Begin with a clean dry boot, apply a thin even layer of boot polish, in a circular motion, working it into the leather then setting aside the boot, letting the polish dry slightly as you apply polish to the other boot in the same manner. The Effax Boot Polish has a built-in sponge applicator that allows for easy application. You may want to wear a pair of rubber glove to keep your hands polish free. You can also dedicate a smaller soft bristle brush to use as your polish application brush. Mission critical DO NOT apply polish to the inside of your boot where the boot contacts the leather of your saddle. This will result in relentless squeaking. I avoid applying polish to the medial part of the boot at all costs. Once the polish has been applied, you can begin to buff the polish with the buffing brush. Bickmore makes a great buffing brush that works well. Buff the boot everywhere you have applied polish. Once buffed with the brush you can take your water spray bottle and lightly mist the buffed areas. This is where the idea of “spit polish” comes in. If you really want to supply your own water, have at it, I prefer the spray bottle. Now it is time to use your buffing rag. I like to use a long skinny buffing cloth, taking one end in each hand and quickly buff the boot.
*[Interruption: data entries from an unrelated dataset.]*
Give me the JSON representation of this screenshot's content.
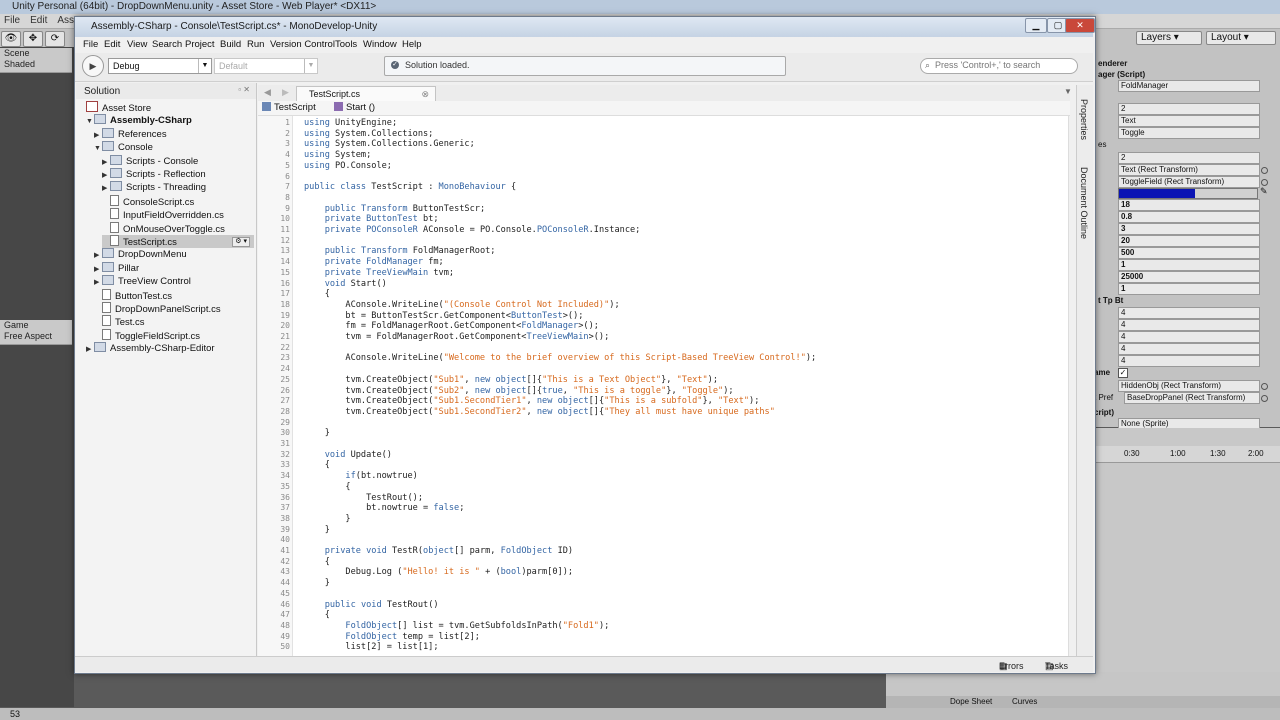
{
  "unity": {
    "title": "Unity Personal (64bit) - DropDownMenu.unity - Asset Store - Web Player* <DX11>",
    "menu": [
      "File",
      "Edit",
      "Assets"
    ],
    "layers": "Layers",
    "layout": "Layout",
    "scene_tab": "Scene",
    "scene_mode": "Shaded",
    "game_tab": "Game",
    "game_aspect": "Free Aspect",
    "status_count": "53",
    "inspector": {
      "header_label": "ager (Script)",
      "foldmanager": "FoldManager",
      "rows_top": [
        "2",
        "Text",
        "Toggle"
      ],
      "rows_mid": [
        "2",
        "Text (Rect Transform)",
        "ToggleField (Rect Transform)"
      ],
      "es_label": "es",
      "values": [
        "18",
        "0.8",
        "3",
        "20",
        "500",
        "1",
        "25000",
        "1"
      ],
      "tp_label": "t Tp Bt",
      "fours": [
        "4",
        "4",
        "4",
        "4",
        "4"
      ],
      "ame_label": "ame",
      "hidden_obj": "HiddenObj (Rect Transform)",
      "prefab_label": "t Pref",
      "base_drop": "BaseDropPanel (Rect Transform)",
      "script_label": "cript)",
      "none_sprite": "None (Sprite)",
      "enderer_label": "enderer",
      "progress_fill": 0.55,
      "accent_color": "#0a14b4"
    },
    "timeline": [
      "0:30",
      "1:00",
      "1:30",
      "2:00"
    ],
    "dope_sheet": "Dope Sheet",
    "curves": "Curves"
  },
  "md": {
    "title": "Assembly-CSharp - Console\\TestScript.cs* - MonoDevelop-Unity",
    "menu": [
      "File",
      "Edit",
      "View",
      "Search",
      "Project",
      "Build",
      "Run",
      "Version Control",
      "Tools",
      "Window",
      "Help"
    ],
    "config": "Debug",
    "platform": "Default",
    "status": "Solution loaded.",
    "search_placeholder": "Press 'Control+,' to search",
    "solution_title": "Solution",
    "tab": "TestScript.cs",
    "breadcrumb_class": "TestScript",
    "breadcrumb_method": "Start ()",
    "side_pads": [
      "Properties",
      "Document Outline"
    ],
    "status_errors": "Errors",
    "status_tasks": "Tasks",
    "tree": [
      {
        "label": "Asset Store",
        "kind": "solution"
      },
      {
        "label": "Assembly-CSharp",
        "kind": "folder"
      },
      {
        "label": "References",
        "kind": "folder"
      },
      {
        "label": "Console",
        "kind": "folder"
      },
      {
        "label": "Scripts - Console",
        "kind": "folder"
      },
      {
        "label": "Scripts - Reflection",
        "kind": "folder"
      },
      {
        "label": "Scripts - Threading",
        "kind": "folder"
      },
      {
        "label": "ConsoleScript.cs",
        "kind": "file"
      },
      {
        "label": "InputFieldOverridden.cs",
        "kind": "file"
      },
      {
        "label": "OnMouseOverToggle.cs",
        "kind": "file"
      },
      {
        "label": "TestScript.cs",
        "kind": "file"
      },
      {
        "label": "DropDownMenu",
        "kind": "folder"
      },
      {
        "label": "Pillar",
        "kind": "folder"
      },
      {
        "label": "TreeView Control",
        "kind": "folder"
      },
      {
        "label": "ButtonTest.cs",
        "kind": "file"
      },
      {
        "label": "DropDownPanelScript.cs",
        "kind": "file"
      },
      {
        "label": "Test.cs",
        "kind": "file"
      },
      {
        "label": "ToggleFieldScript.cs",
        "kind": "file"
      },
      {
        "label": "Assembly-CSharp-Editor",
        "kind": "folder"
      }
    ],
    "code": [
      "using UnityEngine;",
      "using System.Collections;",
      "using System.Collections.Generic;",
      "using System;",
      "using PO.Console;",
      "",
      "public class TestScript : MonoBehaviour {",
      "",
      "    public Transform ButtonTestScr;",
      "    private ButtonTest bt;",
      "    private POConsoleR AConsole = PO.Console.POConsoleR.Instance;",
      "",
      "    public Transform FoldManagerRoot;",
      "    private FoldManager fm;",
      "    private TreeViewMain tvm;",
      "    void Start()",
      "    {",
      "        AConsole.WriteLine(\"(Console Control Not Included)\");",
      "        bt = ButtonTestScr.GetComponent<ButtonTest>();",
      "        fm = FoldManagerRoot.GetComponent<FoldManager>();",
      "        tvm = FoldManagerRoot.GetComponent<TreeViewMain>();",
      "",
      "        AConsole.WriteLine(\"Welcome to the brief overview of this Script-Based TreeView Control!\");",
      "",
      "        tvm.CreateObject(\"Sub1\", new object[]{\"This is a Text Object\"}, \"Text\");",
      "        tvm.CreateObject(\"Sub2\", new object[]{true, \"This is a toggle\"}, \"Toggle\");",
      "        tvm.CreateObject(\"Sub1.SecondTier1\", new object[]{\"This is a subfold\"}, \"Text\");",
      "        tvm.CreateObject(\"Sub1.SecondTier2\", new object[]{\"They all must have unique paths\"",
      "",
      "    }",
      "",
      "    void Update()",
      "    {",
      "        if(bt.nowtrue)",
      "        {",
      "            TestRout();",
      "            bt.nowtrue = false;",
      "        }",
      "    }",
      "",
      "    private void TestR(object[] parm, FoldObject ID)",
      "    {",
      "        Debug.Log (\"Hello! it is \" + (bool)parm[0]);",
      "    }",
      "",
      "    public void TestRout()",
      "    {",
      "        FoldObject[] list = tvm.GetSubfoldsInPath(\"Fold1\");",
      "        FoldObject temp = list[2];",
      "        list[2] = list[1];"
    ]
  }
}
Remember, we are only polishing the outside of the boot, avoiding the medial side…squeaking is bad. You should begin to see a shine as you continue to buff with the buffing rag. As I am going through this process on my Dehners, they are a bit stubborn to take a shine so I will repeat the process start to finish: apply polish, let dry a bit, buff with brush, mist with water and buff with cloth. At this point, my boots are taking on a nice shine and I am happy with how they are looking.
While keeping our boots clean and shiny is an ideal way to extend their life, here are a few other tips your boots will appreciate. Boot trees are a great way to help your boots maintain their shape and avoid breaking down. Plastic spring boot trees are an easy, effective and economical option for boot trees. Boot zippers, another essential part of many rider’s boots, also need TLC. The best way to avoid a zipper blow out at the most inopportune time is to care for your zipper as much as you do the boot. Make sure the boot is properly fitted and undue stress is not placed on the zipper. Also make sure the zippers are kept clean and happy. I like to use Zipper Ease Zipper Lubricant. It is an easy-to-use lubricant that can be applied by rubbing it lightly up and down the teeth of the zipper.
Without a doubt, the Effax Black Boot Polish did a great job on a boot that is stubborn about taking a shine. The boot trees and zipper lubricant are also essential for extending the life of our boots. The Paddock Saddlery offers may options to help you clean, maintain and extend the life of your riding boots. Click here to shop more boot and leather care products. Please feel free to reach out to The Paddock Saddlery with any inquiries.
As always, if there is anything you would like to learn more about, let us know. Thank you and have a great ride!